I don't like spines that are too flexible because their movement throws me off. It also increases the chance of spines getting hooked on each other when multi hooping.
Exactly, I understand what you mean SaFire.
I am finding this to the umptenth degree with my minis. I don't want to break my fire toys and I drop my hoops all the time (get excited and throw things) so I was a bit too afraid to get non-flexible spines.
But I also have *giant* wicks. It's like they're overcompensating for something. (Lack of practice? o,O) so they're an added factor that someone with quickwicks maybe might not have as big a problem with.
Some input from another fire tool maker. Hoop spines are one of the most difficult engineering problems I have encountered in this business to date. The delicate balance between stiffness, resilience, weight and durability is difficult to achieve. I can almost assure you that fire hoop makers do NOT use various flexible spines in order to sell you more hoops. My goal has always been to make tools that last a lifetime and why I offer a lifetime warranty (excluding the wicking material), designing them to fail only costs me money. Simply it is the most feasible solution to the issue I have found.
From a materials standpoint any material that repeatedly gets bent beyond a certain range will weaken and fail. This holds true with both flexible and rigid spines. In fact I'm curious with what rigid spines you have used that are more durable than flexible ones.
The fuel used has little effect on longevity. The biggest factor is if you "kink" the material. If you are bending your spines, for whatever reason, so much that they need straightening they will eventually fail due to work hardening. Unfortunately there is no magic bullet solution here, although that hasn't kept me from trying!
I just had one of my flexible spines (non-removable) unravel. But it was after a year of HEAVY use, lighting up 3 to 4 times a week+ 5 times or more on performance nights. I'm really impressed they all lasted as long as they did. I figure that since the wicking on the whole hoop needs to be refreshed I'll just replace the whole hoop. Maybe that's just the nature of fire hoops?

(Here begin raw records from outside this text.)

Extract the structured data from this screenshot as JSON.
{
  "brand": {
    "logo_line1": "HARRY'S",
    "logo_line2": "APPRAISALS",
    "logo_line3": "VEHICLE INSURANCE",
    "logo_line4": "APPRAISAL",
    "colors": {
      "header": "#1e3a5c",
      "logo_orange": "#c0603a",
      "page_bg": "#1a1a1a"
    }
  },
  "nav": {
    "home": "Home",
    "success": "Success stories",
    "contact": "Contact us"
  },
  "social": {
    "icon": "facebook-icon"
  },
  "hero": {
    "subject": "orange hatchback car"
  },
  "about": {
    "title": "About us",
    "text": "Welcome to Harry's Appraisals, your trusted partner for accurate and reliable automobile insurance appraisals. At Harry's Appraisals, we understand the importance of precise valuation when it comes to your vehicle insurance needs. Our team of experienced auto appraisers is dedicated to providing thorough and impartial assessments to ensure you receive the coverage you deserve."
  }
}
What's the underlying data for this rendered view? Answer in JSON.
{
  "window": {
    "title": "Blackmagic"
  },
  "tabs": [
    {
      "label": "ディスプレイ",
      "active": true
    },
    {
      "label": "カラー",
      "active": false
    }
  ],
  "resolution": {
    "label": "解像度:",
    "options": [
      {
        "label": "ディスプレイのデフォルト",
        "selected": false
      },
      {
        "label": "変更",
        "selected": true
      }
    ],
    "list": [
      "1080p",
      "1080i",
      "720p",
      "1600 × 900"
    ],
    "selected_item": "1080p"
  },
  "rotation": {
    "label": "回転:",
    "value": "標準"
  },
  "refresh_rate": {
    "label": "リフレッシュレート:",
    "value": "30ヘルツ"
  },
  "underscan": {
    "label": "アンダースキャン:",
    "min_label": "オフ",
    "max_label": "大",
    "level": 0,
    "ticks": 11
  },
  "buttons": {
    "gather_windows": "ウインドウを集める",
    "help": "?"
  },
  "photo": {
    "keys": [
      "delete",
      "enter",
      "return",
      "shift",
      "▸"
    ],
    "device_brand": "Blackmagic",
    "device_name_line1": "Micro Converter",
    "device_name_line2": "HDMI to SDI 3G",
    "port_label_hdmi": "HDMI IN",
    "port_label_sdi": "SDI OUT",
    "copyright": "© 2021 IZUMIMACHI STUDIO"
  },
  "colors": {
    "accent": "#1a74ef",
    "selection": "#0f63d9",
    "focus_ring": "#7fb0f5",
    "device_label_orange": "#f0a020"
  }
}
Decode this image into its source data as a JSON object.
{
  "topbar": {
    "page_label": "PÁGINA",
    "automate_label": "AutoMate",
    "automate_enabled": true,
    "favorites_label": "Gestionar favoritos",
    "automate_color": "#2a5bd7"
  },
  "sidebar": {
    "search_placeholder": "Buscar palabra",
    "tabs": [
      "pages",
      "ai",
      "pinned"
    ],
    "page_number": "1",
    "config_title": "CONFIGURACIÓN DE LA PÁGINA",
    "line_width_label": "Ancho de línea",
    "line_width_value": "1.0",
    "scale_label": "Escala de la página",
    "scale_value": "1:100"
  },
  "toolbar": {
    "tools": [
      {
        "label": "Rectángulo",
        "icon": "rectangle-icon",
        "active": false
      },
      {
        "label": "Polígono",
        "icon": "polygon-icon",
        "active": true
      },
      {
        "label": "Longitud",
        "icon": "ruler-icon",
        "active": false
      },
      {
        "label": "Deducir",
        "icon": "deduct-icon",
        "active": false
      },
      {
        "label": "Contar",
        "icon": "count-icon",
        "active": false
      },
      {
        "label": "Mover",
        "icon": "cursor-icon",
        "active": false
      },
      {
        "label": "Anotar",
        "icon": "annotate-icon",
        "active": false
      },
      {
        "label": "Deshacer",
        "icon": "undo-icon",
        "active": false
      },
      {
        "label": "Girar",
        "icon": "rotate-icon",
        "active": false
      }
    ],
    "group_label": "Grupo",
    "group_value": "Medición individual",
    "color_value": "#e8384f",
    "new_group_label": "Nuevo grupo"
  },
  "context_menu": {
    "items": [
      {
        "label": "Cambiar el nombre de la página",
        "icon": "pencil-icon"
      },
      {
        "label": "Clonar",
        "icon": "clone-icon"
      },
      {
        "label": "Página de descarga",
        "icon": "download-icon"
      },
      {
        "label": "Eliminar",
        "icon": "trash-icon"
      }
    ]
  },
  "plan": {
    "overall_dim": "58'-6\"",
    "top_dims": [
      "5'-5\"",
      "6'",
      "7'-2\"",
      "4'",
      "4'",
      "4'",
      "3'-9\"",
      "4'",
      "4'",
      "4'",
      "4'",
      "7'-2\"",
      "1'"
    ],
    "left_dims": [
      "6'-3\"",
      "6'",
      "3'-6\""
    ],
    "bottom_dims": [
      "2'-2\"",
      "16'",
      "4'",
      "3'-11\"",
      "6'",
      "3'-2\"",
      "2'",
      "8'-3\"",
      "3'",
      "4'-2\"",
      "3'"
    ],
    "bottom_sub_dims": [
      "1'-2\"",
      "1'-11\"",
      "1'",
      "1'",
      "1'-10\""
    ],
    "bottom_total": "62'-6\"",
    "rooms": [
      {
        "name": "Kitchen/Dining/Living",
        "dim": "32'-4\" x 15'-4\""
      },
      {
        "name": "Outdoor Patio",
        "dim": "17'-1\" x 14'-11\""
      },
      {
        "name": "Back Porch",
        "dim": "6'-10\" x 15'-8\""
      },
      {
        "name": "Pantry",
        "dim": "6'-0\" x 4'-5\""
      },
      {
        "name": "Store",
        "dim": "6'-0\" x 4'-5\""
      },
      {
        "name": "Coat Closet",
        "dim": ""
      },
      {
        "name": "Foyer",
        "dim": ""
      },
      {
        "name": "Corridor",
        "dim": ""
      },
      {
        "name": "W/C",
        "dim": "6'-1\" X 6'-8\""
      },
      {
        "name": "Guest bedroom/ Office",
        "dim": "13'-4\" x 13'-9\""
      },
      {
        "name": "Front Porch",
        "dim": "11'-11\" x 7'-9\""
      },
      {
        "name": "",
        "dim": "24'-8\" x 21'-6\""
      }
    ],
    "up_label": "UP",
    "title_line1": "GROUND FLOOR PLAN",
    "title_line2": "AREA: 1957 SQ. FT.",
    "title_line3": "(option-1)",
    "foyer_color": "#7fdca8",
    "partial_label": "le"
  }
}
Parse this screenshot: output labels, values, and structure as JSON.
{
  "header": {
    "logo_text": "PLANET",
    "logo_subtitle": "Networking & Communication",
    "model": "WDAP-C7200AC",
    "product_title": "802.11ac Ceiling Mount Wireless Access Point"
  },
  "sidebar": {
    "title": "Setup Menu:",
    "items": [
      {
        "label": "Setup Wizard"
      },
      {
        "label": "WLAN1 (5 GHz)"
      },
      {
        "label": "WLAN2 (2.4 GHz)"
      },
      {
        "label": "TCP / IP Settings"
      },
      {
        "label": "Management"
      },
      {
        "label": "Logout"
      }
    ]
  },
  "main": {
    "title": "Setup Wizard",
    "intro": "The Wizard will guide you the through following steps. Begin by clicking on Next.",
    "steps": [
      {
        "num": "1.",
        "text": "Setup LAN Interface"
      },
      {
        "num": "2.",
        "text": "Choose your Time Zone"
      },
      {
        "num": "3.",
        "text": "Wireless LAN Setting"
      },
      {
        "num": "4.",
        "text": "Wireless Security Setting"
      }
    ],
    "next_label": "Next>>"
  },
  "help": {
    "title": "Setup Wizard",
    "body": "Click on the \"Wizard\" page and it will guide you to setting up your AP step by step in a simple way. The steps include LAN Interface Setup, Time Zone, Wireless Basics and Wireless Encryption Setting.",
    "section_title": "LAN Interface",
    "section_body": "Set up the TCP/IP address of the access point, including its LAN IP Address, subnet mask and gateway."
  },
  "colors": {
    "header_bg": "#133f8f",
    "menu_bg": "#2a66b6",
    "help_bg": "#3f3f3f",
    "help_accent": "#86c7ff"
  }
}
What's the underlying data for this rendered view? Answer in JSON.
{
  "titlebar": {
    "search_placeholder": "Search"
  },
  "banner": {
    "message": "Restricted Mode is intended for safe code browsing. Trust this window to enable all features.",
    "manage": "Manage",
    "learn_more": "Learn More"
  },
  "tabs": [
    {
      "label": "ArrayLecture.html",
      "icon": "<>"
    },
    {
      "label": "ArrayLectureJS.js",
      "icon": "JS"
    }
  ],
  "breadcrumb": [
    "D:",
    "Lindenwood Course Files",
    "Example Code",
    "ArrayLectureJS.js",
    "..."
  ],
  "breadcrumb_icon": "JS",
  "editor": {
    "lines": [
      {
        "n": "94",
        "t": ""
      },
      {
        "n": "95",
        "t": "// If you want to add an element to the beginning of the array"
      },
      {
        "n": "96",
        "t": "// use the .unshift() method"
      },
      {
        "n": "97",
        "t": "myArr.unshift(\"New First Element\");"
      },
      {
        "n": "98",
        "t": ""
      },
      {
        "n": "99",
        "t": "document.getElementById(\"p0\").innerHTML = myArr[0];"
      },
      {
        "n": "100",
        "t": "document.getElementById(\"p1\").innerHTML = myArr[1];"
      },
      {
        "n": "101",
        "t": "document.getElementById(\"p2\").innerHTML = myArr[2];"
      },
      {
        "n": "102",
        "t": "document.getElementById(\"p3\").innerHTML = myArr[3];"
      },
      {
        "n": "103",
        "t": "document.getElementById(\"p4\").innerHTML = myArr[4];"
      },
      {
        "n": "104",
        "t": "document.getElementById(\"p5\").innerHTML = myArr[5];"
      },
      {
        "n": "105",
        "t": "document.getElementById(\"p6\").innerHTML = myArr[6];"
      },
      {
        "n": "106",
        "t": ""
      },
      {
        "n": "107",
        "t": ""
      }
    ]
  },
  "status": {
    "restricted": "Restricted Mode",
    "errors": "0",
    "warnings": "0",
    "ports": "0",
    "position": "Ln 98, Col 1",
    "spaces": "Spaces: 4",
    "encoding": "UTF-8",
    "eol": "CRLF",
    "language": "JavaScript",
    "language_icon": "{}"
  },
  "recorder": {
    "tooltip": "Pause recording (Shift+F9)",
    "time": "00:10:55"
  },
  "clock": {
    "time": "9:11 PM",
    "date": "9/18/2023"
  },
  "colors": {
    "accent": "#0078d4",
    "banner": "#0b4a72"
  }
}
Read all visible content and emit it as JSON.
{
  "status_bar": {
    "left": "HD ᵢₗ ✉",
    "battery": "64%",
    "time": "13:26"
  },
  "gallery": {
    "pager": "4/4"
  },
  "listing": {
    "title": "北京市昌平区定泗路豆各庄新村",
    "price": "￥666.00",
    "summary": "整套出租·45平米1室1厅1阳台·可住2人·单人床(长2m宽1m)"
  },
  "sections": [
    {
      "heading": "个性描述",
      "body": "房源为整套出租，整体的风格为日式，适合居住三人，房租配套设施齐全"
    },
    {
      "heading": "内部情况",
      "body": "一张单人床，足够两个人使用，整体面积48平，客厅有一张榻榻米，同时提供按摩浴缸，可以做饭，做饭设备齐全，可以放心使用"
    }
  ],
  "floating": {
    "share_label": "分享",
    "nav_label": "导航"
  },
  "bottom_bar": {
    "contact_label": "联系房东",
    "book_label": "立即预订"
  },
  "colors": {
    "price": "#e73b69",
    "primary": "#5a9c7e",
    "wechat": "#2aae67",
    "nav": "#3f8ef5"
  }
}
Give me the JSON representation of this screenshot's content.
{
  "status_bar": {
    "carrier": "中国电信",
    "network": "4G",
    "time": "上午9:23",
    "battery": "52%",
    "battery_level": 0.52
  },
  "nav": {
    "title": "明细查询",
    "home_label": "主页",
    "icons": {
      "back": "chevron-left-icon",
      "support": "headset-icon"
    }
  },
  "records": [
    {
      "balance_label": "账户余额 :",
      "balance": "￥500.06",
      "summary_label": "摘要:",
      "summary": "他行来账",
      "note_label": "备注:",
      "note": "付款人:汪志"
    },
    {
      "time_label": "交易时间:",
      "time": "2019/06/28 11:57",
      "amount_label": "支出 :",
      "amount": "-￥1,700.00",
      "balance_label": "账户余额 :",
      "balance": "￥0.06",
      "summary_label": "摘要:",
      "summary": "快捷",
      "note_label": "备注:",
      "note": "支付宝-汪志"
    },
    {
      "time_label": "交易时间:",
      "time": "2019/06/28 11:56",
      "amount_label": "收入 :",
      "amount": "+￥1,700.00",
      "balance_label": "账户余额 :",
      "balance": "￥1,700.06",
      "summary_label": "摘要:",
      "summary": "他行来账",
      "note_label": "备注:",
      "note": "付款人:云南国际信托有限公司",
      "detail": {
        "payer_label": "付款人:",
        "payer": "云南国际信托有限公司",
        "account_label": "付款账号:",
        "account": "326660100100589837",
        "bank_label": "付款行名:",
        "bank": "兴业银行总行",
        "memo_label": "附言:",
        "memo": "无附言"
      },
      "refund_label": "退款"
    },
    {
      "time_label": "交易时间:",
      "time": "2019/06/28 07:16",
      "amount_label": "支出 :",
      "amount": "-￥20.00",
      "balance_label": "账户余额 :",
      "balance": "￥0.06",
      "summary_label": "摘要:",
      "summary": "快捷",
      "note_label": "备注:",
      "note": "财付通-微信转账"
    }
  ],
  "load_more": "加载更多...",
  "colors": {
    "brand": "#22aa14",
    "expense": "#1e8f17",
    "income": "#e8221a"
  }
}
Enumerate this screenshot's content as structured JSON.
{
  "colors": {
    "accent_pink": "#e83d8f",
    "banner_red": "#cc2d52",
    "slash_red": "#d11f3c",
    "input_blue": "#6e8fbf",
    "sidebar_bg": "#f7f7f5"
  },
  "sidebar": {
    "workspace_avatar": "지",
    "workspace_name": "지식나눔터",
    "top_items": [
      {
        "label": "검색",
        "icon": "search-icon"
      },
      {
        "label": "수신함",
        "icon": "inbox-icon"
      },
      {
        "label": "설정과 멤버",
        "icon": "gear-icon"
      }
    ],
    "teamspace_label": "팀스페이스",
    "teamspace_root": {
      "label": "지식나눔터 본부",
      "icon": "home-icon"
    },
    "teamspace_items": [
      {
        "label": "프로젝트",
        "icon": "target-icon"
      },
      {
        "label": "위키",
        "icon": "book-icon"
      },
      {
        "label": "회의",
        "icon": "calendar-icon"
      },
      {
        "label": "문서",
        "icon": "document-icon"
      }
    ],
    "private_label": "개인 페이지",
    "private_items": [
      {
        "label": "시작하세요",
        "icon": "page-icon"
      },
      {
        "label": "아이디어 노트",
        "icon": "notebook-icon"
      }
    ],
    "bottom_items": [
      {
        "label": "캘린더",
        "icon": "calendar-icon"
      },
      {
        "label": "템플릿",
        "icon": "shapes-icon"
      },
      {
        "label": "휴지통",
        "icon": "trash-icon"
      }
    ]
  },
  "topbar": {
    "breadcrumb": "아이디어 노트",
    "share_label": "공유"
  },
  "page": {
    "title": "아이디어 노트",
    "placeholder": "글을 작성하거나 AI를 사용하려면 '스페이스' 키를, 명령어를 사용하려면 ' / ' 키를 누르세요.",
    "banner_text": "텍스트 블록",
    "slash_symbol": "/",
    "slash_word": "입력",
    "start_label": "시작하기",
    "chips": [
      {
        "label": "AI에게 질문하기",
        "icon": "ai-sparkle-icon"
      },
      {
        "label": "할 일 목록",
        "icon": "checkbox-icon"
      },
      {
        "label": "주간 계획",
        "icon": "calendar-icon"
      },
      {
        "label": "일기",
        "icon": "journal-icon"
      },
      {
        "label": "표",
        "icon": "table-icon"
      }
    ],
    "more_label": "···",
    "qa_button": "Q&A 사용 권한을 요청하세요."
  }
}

One of the first rigid spine hoops I made over 10 years ago is still in use. Don't be too impressed. :) But a year of heavy use IS a lot of wear and tear on any tool. Ya gotta think: fire, vibration, dropping, and the occasional accident.... We don't need to make something with a limited lifespan, there's already some pretty incredible stresses on these things. Most of our focus is keeping them in the game.